Supplied material →
____________

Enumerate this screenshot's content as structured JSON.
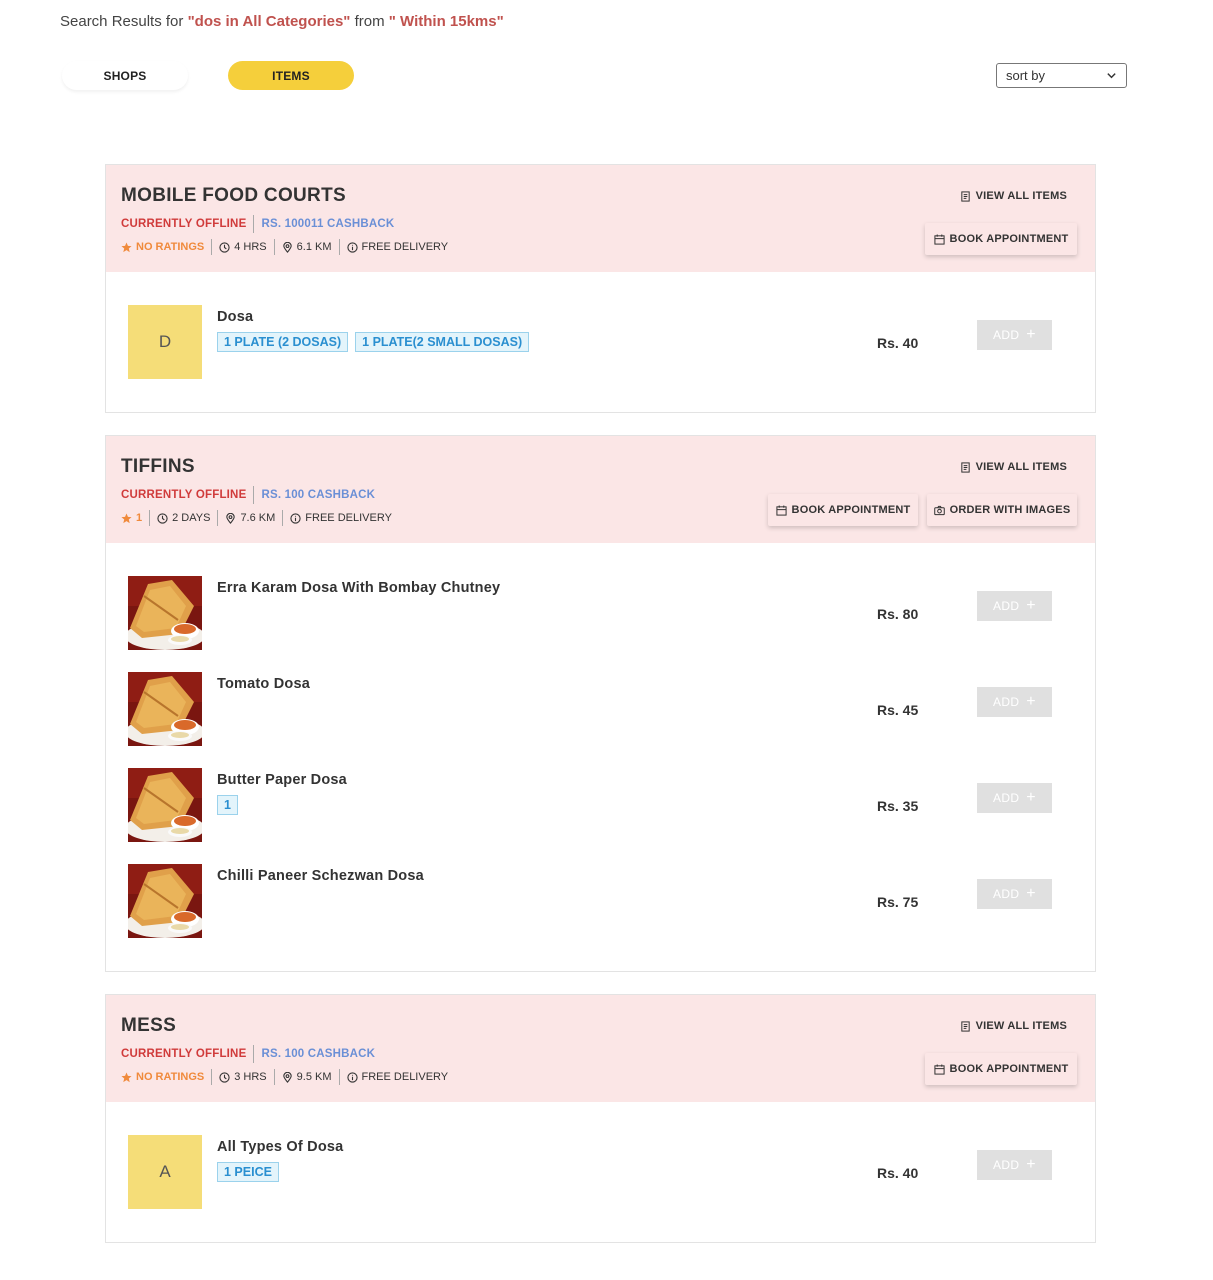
{
  "search": {
    "prefix": "Search Results for ",
    "query": "\"dos in All Categories\"",
    "middle": " from ",
    "range": "\" Within 15kms\""
  },
  "tabs": {
    "shops": "SHOPS",
    "items": "ITEMS"
  },
  "sort": {
    "label": "sort by"
  },
  "colors": {
    "accent": "#f5cf3b",
    "header_bg": "#fbe6e6",
    "offline": "#d03b3b",
    "cashback": "#6a8fd6",
    "rating": "#f08a3c",
    "variant_text": "#2a8fd0"
  },
  "shops": [
    {
      "name": "MOBILE FOOD COURTS",
      "status": "CURRENTLY OFFLINE",
      "cashback": "RS. 100011 CASHBACK",
      "rating": "NO RATINGS",
      "time": "4 HRS",
      "distance": "6.1 KM",
      "delivery": "FREE DELIVERY",
      "view_all": "VIEW ALL ITEMS",
      "book": "BOOK APPOINTMENT",
      "items": [
        {
          "name": "Dosa",
          "thumb": "D",
          "variants": [
            "1 PLATE (2 DOSAS)",
            "1 PLATE(2 SMALL DOSAS)"
          ],
          "price": "Rs. 40",
          "add": "ADD"
        }
      ]
    },
    {
      "name": "TIFFINS",
      "status": "CURRENTLY OFFLINE",
      "cashback": "RS. 100 CASHBACK",
      "rating": "1",
      "time": "2 DAYS",
      "distance": "7.6 KM",
      "delivery": "FREE DELIVERY",
      "view_all": "VIEW ALL ITEMS",
      "book": "BOOK APPOINTMENT",
      "order_images": "ORDER WITH IMAGES",
      "items": [
        {
          "name": "Erra Karam Dosa With Bombay Chutney",
          "price": "Rs. 80",
          "add": "ADD",
          "image": "dosa-photo"
        },
        {
          "name": "Tomato Dosa",
          "price": "Rs. 45",
          "add": "ADD",
          "image": "dosa-photo"
        },
        {
          "name": "Butter Paper Dosa",
          "variants": [
            "1"
          ],
          "price": "Rs. 35",
          "add": "ADD",
          "image": "dosa-photo"
        },
        {
          "name": "Chilli Paneer Schezwan Dosa",
          "price": "Rs. 75",
          "add": "ADD",
          "image": "dosa-photo"
        }
      ]
    },
    {
      "name": "MESS",
      "status": "CURRENTLY OFFLINE",
      "cashback": "RS. 100 CASHBACK",
      "rating": "NO RATINGS",
      "time": "3 HRS",
      "distance": "9.5 KM",
      "delivery": "FREE DELIVERY",
      "view_all": "VIEW ALL ITEMS",
      "book": "BOOK APPOINTMENT",
      "items": [
        {
          "name": "All Types Of Dosa",
          "thumb": "A",
          "variants": [
            "1 PEICE"
          ],
          "price": "Rs. 40",
          "add": "ADD"
        }
      ]
    }
  ]
}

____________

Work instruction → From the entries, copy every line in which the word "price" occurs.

Written answer →
          "price": "Rs. 40",
          "price": "Rs. 80",
          "price": "Rs. 45",
          "price": "Rs. 35",
          "price": "Rs. 75",
          "price": "Rs. 40",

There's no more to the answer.